* **Problem**: From the first line to the last, print the data exactly.

* **Data records**:
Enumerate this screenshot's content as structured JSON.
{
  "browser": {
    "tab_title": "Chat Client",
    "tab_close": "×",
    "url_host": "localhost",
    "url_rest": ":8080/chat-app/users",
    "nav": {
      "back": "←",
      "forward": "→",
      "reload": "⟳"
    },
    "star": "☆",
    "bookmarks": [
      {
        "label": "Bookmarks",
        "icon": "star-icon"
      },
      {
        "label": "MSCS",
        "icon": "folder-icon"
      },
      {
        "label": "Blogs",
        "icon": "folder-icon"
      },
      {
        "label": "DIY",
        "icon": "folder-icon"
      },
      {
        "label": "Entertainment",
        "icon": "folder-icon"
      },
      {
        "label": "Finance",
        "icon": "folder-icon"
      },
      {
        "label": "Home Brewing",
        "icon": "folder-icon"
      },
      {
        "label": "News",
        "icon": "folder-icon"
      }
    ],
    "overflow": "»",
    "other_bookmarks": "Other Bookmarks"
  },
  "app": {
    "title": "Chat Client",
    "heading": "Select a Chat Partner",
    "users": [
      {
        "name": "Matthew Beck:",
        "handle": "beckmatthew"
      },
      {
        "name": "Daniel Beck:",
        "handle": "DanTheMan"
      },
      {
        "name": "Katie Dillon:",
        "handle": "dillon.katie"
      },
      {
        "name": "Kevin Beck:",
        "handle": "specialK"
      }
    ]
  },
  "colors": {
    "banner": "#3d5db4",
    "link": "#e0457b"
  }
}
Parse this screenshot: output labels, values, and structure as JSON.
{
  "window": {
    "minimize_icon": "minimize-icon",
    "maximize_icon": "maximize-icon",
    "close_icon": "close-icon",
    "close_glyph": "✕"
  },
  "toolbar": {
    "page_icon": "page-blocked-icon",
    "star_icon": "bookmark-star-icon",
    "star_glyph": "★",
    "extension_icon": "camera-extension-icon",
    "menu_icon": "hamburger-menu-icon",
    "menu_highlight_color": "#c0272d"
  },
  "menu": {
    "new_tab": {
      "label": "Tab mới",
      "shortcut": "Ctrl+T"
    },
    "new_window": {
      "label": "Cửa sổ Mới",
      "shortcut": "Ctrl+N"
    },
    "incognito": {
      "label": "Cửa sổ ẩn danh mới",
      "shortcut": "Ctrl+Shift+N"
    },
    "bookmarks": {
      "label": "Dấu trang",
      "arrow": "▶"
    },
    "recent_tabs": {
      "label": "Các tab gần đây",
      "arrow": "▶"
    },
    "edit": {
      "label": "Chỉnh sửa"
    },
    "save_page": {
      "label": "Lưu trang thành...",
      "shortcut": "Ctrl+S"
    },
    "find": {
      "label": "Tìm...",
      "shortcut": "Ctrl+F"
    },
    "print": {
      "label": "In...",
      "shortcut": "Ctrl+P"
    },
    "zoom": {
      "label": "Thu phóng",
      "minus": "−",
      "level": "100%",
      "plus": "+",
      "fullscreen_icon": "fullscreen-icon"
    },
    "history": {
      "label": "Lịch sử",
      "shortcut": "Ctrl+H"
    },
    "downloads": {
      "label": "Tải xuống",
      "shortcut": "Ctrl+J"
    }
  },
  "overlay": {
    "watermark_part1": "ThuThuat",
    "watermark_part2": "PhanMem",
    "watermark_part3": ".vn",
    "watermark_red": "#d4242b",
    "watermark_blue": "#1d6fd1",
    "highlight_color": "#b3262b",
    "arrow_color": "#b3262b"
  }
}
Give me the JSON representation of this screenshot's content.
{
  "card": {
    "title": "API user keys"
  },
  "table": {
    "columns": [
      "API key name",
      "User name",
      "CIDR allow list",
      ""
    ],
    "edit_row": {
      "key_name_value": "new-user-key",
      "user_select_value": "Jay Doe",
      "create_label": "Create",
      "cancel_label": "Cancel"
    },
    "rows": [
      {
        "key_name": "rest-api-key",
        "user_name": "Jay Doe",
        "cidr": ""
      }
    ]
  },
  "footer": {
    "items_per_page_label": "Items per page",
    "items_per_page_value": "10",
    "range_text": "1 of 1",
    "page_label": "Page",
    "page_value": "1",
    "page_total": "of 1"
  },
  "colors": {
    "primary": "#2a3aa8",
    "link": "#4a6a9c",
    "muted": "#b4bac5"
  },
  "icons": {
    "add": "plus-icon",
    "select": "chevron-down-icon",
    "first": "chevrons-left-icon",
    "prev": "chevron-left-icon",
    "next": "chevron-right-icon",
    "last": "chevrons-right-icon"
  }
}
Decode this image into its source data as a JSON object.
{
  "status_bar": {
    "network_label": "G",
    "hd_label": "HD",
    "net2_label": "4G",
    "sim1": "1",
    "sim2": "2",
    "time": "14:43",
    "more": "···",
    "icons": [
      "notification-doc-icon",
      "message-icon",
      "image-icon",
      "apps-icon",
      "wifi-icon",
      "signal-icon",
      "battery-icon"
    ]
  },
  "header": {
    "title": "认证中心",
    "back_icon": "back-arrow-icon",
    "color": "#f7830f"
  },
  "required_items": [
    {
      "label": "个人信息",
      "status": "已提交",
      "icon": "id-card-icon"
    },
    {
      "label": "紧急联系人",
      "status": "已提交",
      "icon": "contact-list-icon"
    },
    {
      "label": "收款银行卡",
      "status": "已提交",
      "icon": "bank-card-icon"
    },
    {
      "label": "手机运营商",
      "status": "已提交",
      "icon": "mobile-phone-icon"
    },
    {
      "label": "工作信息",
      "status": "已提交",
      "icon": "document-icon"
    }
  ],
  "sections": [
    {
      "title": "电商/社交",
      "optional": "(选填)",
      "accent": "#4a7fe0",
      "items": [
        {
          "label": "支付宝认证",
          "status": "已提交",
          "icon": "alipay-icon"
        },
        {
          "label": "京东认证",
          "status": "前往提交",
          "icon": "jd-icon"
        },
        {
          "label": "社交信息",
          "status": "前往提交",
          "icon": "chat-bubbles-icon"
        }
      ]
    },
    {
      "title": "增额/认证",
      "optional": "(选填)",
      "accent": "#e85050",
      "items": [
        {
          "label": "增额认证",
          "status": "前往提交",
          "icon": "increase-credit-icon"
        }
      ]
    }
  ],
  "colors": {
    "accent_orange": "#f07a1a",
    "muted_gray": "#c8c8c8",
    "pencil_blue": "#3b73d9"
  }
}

* **Answer box**:
Enumerate this screenshot's content as structured JSON.
{
  "browser": {
    "tab_title": "Chat Client",
    "tab_close": "×",
    "url_host": "localhost",
    "url_rest": ":8080/chat-app/users",
    "nav": {
      "back": "←",
      "forward": "→",
      "reload": "⟳"
    },
    "star": "☆",
    "bookmarks": [
      {
        "label": "Bookmarks",
        "icon": "star-icon"
      },
      {
        "label": "MSCS",
        "icon": "folder-icon"
      },
      {
        "label": "Blogs",
        "icon": "folder-icon"
      },
      {
        "label": "DIY",
        "icon": "folder-icon"
      },
      {
        "label": "Entertainment",
        "icon": "folder-icon"
      },
      {
        "label": "Finance",
        "icon": "folder-icon"
      },
      {
        "label": "Home Brewing",
        "icon": "folder-icon"
      },
      {
        "label": "News",
        "icon": "folder-icon"
      }
    ],
    "overflow": "»",
    "other_bookmarks": "Other Bookmarks"
  },
  "app": {
    "title": "Chat Client",
    "heading": "Select a Chat Partner",
    "users": [
      {
        "name": "Matthew Beck:",
        "handle": "beckmatthew"
      },
      {
        "name": "Daniel Beck:",
        "handle": "DanTheMan"
      },
      {
        "name": "Katie Dillon:",
        "handle": "dillon.katie"
      },
      {
        "name": "Kevin Beck:",
        "handle": "specialK"
      }
    ]
  },
  "colors": {
    "banner": "#3d5db4",
    "link": "#e0457b"
  }
}
Parse this screenshot: output labels, values, and structure as JSON.
{
  "window": {
    "minimize_icon": "minimize-icon",
    "maximize_icon": "maximize-icon",
    "close_icon": "close-icon",
    "close_glyph": "✕"
  },
  "toolbar": {
    "page_icon": "page-blocked-icon",
    "star_icon": "bookmark-star-icon",
    "star_glyph": "★",
    "extension_icon": "camera-extension-icon",
    "menu_icon": "hamburger-menu-icon",
    "menu_highlight_color": "#c0272d"
  },
  "menu": {
    "new_tab": {
      "label": "Tab mới",
      "shortcut": "Ctrl+T"
    },
    "new_window": {
      "label": "Cửa sổ Mới",
      "shortcut": "Ctrl+N"
    },
    "incognito": {
      "label": "Cửa sổ ẩn danh mới",
      "shortcut": "Ctrl+Shift+N"
    },
    "bookmarks": {
      "label": "Dấu trang",
      "arrow": "▶"
    },
    "recent_tabs": {
      "label": "Các tab gần đây",
      "arrow": "▶"
    },
    "edit": {
      "label": "Chỉnh sửa"
    },
    "save_page": {
      "label": "Lưu trang thành...",
      "shortcut": "Ctrl+S"
    },
    "find": {
      "label": "Tìm...",
      "shortcut": "Ctrl+F"
    },
    "print": {
      "label": "In...",
      "shortcut": "Ctrl+P"
    },
    "zoom": {
      "label": "Thu phóng",
      "minus": "−",
      "level": "100%",
      "plus": "+",
      "fullscreen_icon": "fullscreen-icon"
    },
    "history": {
      "label": "Lịch sử",
      "shortcut": "Ctrl+H"
    },
    "downloads": {
      "label": "Tải xuống",
      "shortcut": "Ctrl+J"
    }
  },
  "overlay": {
    "watermark_part1": "ThuThuat",
    "watermark_part2": "PhanMem",
    "watermark_part3": ".vn",
    "watermark_red": "#d4242b",
    "watermark_blue": "#1d6fd1",
    "highlight_color": "#b3262b",
    "arrow_color": "#b3262b"
  }
}
Give me the JSON representation of this screenshot's content.
{
  "card": {
    "title": "API user keys"
  },
  "table": {
    "columns": [
      "API key name",
      "User name",
      "CIDR allow list",
      ""
    ],
    "edit_row": {
      "key_name_value": "new-user-key",
      "user_select_value": "Jay Doe",
      "create_label": "Create",
      "cancel_label": "Cancel"
    },
    "rows": [
      {
        "key_name": "rest-api-key",
        "user_name": "Jay Doe",
        "cidr": ""
      }
    ]
  },
  "footer": {
    "items_per_page_label": "Items per page",
    "items_per_page_value": "10",
    "range_text": "1 of 1",
    "page_label": "Page",
    "page_value": "1",
    "page_total": "of 1"
  },
  "colors": {
    "primary": "#2a3aa8",
    "link": "#4a6a9c",
    "muted": "#b4bac5"
  },
  "icons": {
    "add": "plus-icon",
    "select": "chevron-down-icon",
    "first": "chevrons-left-icon",
    "prev": "chevron-left-icon",
    "next": "chevron-right-icon",
    "last": "chevrons-right-icon"
  }
}
Decode this image into its source data as a JSON object.
{
  "status_bar": {
    "network_label": "G",
    "hd_label": "HD",
    "net2_label": "4G",
    "sim1": "1",
    "sim2": "2",
    "time": "14:43",
    "more": "···",
    "icons": [
      "notification-doc-icon",
      "message-icon",
      "image-icon",
      "apps-icon",
      "wifi-icon",
      "signal-icon",
      "battery-icon"
    ]
  },
  "header": {
    "title": "认证中心",
    "back_icon": "back-arrow-icon",
    "color": "#f7830f"
  },
  "required_items": [
    {
      "label": "个人信息",
      "status": "已提交",
      "icon": "id-card-icon"
    },
    {
      "label": "紧急联系人",
      "status": "已提交",
      "icon": "contact-list-icon"
    },
    {
      "label": "收款银行卡",
      "status": "已提交",
      "icon": "bank-card-icon"
    },
    {
      "label": "手机运营商",
      "status": "已提交",
      "icon": "mobile-phone-icon"
    },
    {
      "label": "工作信息",
      "status": "已提交",
      "icon": "document-icon"
    }
  ],
  "sections": [
    {
      "title": "电商/社交",
      "optional": "(选填)",
      "accent": "#4a7fe0",
      "items": [
        {
          "label": "支付宝认证",
          "status": "已提交",
          "icon": "alipay-icon"
        },
        {
          "label": "京东认证",
          "status": "前往提交",
          "icon": "jd-icon"
        },
        {
          "label": "社交信息",
          "status": "前往提交",
          "icon": "chat-bubbles-icon"
        }
      ]
    },
    {
      "title": "增额/认证",
      "optional": "(选填)",
      "accent": "#e85050",
      "items": [
        {
          "label": "增额认证",
          "status": "前往提交",
          "icon": "increase-credit-icon"
        }
      ]
    }
  ],
  "colors": {
    "accent_orange": "#f07a1a",
    "muted_gray": "#c8c8c8",
    "pencil_blue": "#3b73d9"
  }
}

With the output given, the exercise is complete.